### Task details
Down to the final character, output the records below as they stand.

-=-=-

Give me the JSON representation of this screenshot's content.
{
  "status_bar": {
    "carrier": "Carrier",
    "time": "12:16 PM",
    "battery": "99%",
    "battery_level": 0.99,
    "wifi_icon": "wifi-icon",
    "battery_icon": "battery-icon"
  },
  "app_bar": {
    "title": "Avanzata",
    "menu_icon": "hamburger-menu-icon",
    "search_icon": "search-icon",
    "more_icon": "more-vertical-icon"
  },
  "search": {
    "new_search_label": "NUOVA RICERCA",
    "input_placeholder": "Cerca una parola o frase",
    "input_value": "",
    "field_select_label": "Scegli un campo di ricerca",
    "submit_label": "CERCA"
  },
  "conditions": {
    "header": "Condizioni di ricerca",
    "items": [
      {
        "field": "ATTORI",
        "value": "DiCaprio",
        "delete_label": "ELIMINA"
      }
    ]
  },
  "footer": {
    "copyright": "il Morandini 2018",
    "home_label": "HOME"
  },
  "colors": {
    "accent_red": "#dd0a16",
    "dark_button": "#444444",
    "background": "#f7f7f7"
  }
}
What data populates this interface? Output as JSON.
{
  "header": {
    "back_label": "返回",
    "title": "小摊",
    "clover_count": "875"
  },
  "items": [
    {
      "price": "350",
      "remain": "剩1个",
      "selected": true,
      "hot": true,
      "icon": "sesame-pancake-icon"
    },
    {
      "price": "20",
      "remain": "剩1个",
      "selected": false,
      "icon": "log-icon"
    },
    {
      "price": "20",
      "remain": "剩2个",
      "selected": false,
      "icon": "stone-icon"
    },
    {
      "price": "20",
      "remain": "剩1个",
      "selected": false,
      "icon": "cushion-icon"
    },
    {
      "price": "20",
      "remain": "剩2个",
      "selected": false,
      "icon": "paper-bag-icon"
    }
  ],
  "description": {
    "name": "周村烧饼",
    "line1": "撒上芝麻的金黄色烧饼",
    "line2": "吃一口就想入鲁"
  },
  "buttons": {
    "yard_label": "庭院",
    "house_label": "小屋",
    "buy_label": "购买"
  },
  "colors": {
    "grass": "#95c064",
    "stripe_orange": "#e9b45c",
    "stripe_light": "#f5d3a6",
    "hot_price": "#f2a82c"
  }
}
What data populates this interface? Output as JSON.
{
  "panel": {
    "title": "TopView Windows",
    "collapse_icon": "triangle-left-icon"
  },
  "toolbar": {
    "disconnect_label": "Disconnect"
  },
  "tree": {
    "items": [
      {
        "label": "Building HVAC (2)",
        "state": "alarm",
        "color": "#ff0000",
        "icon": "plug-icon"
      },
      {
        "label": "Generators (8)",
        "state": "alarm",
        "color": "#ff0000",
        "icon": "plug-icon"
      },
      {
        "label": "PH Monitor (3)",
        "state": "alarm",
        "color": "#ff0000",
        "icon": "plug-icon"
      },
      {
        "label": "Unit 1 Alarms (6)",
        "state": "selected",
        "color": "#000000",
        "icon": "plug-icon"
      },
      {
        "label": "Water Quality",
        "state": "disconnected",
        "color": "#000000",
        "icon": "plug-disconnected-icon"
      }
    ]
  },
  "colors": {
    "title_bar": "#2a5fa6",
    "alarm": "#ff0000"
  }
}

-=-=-

### Written answer
Give me the JSON representation of this screenshot's content.
{
  "status_bar": {
    "carrier": "Carrier",
    "time": "12:16 PM",
    "battery": "99%",
    "battery_level": 0.99,
    "wifi_icon": "wifi-icon",
    "battery_icon": "battery-icon"
  },
  "app_bar": {
    "title": "Avanzata",
    "menu_icon": "hamburger-menu-icon",
    "search_icon": "search-icon",
    "more_icon": "more-vertical-icon"
  },
  "search": {
    "new_search_label": "NUOVA RICERCA",
    "input_placeholder": "Cerca una parola o frase",
    "input_value": "",
    "field_select_label": "Scegli un campo di ricerca",
    "submit_label": "CERCA"
  },
  "conditions": {
    "header": "Condizioni di ricerca",
    "items": [
      {
        "field": "ATTORI",
        "value": "DiCaprio",
        "delete_label": "ELIMINA"
      }
    ]
  },
  "footer": {
    "copyright": "il Morandini 2018",
    "home_label": "HOME"
  },
  "colors": {
    "accent_red": "#dd0a16",
    "dark_button": "#444444",
    "background": "#f7f7f7"
  }
}
What data populates this interface? Output as JSON.
{
  "header": {
    "back_label": "返回",
    "title": "小摊",
    "clover_count": "875"
  },
  "items": [
    {
      "price": "350",
      "remain": "剩1个",
      "selected": true,
      "hot": true,
      "icon": "sesame-pancake-icon"
    },
    {
      "price": "20",
      "remain": "剩1个",
      "selected": false,
      "icon": "log-icon"
    },
    {
      "price": "20",
      "remain": "剩2个",
      "selected": false,
      "icon": "stone-icon"
    },
    {
      "price": "20",
      "remain": "剩1个",
      "selected": false,
      "icon": "cushion-icon"
    },
    {
      "price": "20",
      "remain": "剩2个",
      "selected": false,
      "icon": "paper-bag-icon"
    }
  ],
  "description": {
    "name": "周村烧饼",
    "line1": "撒上芝麻的金黄色烧饼",
    "line2": "吃一口就想入鲁"
  },
  "buttons": {
    "yard_label": "庭院",
    "house_label": "小屋",
    "buy_label": "购买"
  },
  "colors": {
    "grass": "#95c064",
    "stripe_orange": "#e9b45c",
    "stripe_light": "#f5d3a6",
    "hot_price": "#f2a82c"
  }
}
What data populates this interface? Output as JSON.
{
  "panel": {
    "title": "TopView Windows",
    "collapse_icon": "triangle-left-icon"
  },
  "toolbar": {
    "disconnect_label": "Disconnect"
  },
  "tree": {
    "items": [
      {
        "label": "Building HVAC (2)",
        "state": "alarm",
        "color": "#ff0000",
        "icon": "plug-icon"
      },
      {
        "label": "Generators (8)",
        "state": "alarm",
        "color": "#ff0000",
        "icon": "plug-icon"
      },
      {
        "label": "PH Monitor (3)",
        "state": "alarm",
        "color": "#ff0000",
        "icon": "plug-icon"
      },
      {
        "label": "Unit 1 Alarms (6)",
        "state": "selected",
        "color": "#000000",
        "icon": "plug-icon"
      },
      {
        "label": "Water Quality",
        "state": "disconnected",
        "color": "#000000",
        "icon": "plug-disconnected-icon"
      }
    ]
  },
  "colors": {
    "title_bar": "#2a5fa6",
    "alarm": "#ff0000"
  }
}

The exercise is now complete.